So who is right in this war of words? Well our vendor should consider that it was his company’s billing practices, questionable work product and indifferent service that spawned so many competitors. After all, you can’t install your disbarred lawyer family member as your “director of compliance” and be taken seriously by anyone (technically he volunarily surrendered his license). Their only hope of continued survival is to cling to insurance panels and hope that their tying of MMSEA reporting to MSA referrals stems the outflow of clients looking for a better, cheaper and more competent solution.
One the other hand, he is right that many of the companies that have hung a shingle in the last several years are grossly incompetent and learning on their client’s nickel (one needs only to look at 80% of the questions posted on the NAMSAP listserv for confirmation of this fact). Getting an MSA completed, submitted to CMS and conditional payments resolved should probably cost somewhere between $2,000 and $3,000 for most cases if handled by a competent firm. Paying a defense lawyer $350 per hour to learn on the job (who will probably get it wrong in the end) is a pretty poor strategy. And I have seen adjusters circumvent their approved panels to direct business to friends just as our vendor friend suggests. Considering the high stakes involved in getting the MSA process wrong, this practice is indefensible.
That being said, there is a place for all types of providers in the industry. It really depends on the specific clients needs as to who should be used. I do not think a one size fits all model works in every situation. The assembly line approach works for the big-box companies serving big-box insurers. The sole practioner (whether a nurse or attorney) is a good fit for smaller clients that want a more personalized, claim/jurisdiction specific solution. Generally this comes with a more hands on relationship that flourishes in a lower volume environment. Companies of our size can service larger accounts but still maintain the personal nature of the business and focus on individual case results. So if you have an extra 5,000 cases you need MSAs prepared for this year, go to a big-box company. If you have 1,000 or less come to MEDVAL. If you have 50 or 5, call a smaller regional company or sole practioner.

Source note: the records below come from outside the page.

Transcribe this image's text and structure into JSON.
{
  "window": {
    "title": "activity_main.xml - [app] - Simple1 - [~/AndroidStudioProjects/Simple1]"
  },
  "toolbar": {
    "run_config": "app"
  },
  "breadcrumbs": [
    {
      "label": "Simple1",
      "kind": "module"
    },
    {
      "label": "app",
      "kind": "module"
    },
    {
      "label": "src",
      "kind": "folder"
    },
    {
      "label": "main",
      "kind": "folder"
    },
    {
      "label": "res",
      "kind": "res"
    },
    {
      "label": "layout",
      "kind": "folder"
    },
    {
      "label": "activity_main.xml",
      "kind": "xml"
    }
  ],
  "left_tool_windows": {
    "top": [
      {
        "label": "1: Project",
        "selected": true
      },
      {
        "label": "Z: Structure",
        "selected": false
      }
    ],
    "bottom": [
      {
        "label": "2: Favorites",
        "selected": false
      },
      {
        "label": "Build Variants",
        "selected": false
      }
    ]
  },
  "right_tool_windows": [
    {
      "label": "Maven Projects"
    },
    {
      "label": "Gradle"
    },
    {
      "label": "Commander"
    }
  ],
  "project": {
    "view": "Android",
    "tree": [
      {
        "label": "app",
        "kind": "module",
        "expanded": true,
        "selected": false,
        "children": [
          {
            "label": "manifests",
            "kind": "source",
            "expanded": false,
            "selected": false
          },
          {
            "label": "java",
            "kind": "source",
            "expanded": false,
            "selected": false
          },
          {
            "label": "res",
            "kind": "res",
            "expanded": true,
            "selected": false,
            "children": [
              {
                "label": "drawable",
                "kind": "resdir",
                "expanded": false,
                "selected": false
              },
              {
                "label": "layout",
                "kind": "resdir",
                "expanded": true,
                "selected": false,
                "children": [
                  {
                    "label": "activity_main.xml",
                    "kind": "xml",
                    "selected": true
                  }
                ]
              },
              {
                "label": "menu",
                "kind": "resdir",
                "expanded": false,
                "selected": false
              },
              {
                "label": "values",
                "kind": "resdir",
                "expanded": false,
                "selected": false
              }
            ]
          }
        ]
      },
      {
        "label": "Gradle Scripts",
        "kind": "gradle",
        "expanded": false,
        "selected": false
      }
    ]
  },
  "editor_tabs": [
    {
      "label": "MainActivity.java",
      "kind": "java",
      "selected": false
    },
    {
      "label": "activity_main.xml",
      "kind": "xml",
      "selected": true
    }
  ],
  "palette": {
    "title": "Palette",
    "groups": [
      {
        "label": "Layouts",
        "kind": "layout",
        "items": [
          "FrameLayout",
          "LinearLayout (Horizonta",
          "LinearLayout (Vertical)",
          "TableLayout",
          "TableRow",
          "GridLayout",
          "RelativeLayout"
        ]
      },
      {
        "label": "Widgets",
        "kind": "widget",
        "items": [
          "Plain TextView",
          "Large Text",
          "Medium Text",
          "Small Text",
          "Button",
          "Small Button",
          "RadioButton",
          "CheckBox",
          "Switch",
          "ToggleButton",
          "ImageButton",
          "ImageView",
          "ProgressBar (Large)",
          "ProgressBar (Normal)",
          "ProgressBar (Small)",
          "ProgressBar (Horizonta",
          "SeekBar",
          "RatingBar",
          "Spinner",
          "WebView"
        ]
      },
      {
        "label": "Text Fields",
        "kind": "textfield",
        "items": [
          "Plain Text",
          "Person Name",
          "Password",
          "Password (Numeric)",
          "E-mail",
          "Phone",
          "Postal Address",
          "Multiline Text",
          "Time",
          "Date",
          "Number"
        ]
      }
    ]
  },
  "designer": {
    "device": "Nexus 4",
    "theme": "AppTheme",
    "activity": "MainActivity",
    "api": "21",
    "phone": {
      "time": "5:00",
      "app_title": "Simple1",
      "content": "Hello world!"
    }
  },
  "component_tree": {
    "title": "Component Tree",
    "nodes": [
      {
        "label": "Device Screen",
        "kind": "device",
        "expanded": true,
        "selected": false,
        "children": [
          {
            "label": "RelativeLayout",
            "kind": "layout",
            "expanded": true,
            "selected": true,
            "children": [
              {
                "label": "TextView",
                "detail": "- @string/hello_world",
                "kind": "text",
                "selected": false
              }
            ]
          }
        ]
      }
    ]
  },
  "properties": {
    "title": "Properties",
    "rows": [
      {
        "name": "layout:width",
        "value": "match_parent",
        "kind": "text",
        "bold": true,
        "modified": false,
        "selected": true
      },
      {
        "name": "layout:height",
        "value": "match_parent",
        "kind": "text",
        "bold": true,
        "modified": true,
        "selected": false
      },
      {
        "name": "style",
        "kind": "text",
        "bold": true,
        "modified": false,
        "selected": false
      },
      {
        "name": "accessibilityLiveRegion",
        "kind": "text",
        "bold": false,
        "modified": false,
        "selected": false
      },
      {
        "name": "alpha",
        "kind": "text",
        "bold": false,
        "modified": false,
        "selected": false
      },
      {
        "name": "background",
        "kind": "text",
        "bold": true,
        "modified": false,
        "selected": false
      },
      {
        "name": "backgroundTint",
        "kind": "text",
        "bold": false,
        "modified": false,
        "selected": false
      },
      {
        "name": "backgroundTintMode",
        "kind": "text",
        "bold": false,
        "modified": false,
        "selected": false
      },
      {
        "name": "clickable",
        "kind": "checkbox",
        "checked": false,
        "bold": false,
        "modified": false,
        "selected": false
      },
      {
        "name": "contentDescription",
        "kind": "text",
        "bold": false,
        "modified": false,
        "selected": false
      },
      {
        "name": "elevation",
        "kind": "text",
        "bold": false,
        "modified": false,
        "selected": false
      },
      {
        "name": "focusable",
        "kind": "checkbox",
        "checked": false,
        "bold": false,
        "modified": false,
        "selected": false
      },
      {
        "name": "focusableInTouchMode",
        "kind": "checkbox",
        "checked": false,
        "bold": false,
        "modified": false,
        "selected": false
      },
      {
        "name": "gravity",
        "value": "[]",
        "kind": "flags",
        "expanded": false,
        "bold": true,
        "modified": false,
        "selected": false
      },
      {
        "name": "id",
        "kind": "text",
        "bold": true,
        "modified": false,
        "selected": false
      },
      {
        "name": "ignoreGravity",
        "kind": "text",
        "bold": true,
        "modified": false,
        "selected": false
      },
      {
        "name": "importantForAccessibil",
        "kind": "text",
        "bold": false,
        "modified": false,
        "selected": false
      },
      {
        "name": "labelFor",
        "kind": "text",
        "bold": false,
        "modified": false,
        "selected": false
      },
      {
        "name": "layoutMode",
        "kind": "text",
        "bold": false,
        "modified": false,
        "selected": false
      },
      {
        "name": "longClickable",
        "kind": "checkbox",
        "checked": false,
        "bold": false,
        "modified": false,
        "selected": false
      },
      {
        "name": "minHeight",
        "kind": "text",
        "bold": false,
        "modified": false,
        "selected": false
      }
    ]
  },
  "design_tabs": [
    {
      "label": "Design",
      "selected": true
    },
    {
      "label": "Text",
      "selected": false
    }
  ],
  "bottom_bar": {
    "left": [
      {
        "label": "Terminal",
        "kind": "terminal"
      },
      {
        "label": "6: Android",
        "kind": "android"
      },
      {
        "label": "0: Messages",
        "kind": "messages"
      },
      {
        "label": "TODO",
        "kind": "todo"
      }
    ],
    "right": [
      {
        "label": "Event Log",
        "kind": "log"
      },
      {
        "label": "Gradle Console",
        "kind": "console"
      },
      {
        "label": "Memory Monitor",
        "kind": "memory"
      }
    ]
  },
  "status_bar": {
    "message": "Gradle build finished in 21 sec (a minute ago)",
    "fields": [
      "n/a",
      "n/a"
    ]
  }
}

The only constant regardless of who you use is to look for competent people with sufficient experience. There really is no substitute in this business for seeing a lot of cases consistently. Avoid the “we do everything” vendors that moonlight in MSAs or think that just because they have an MSCC they are qualified to handle claims. Price, as noted above, constitutes the appropriate range of what the market should be paying right now. If you are buying your MSAs from a low cost vendor, you are most certainly getting what you pay for. If buying from someone priced higher, you are paying for someone to bring donuts by the office and a private equity firm’s ROI and not any additional level of skill or expertise.
Using the above criteria, it is possible to find that right fit and have strong win/win relationship over the long term.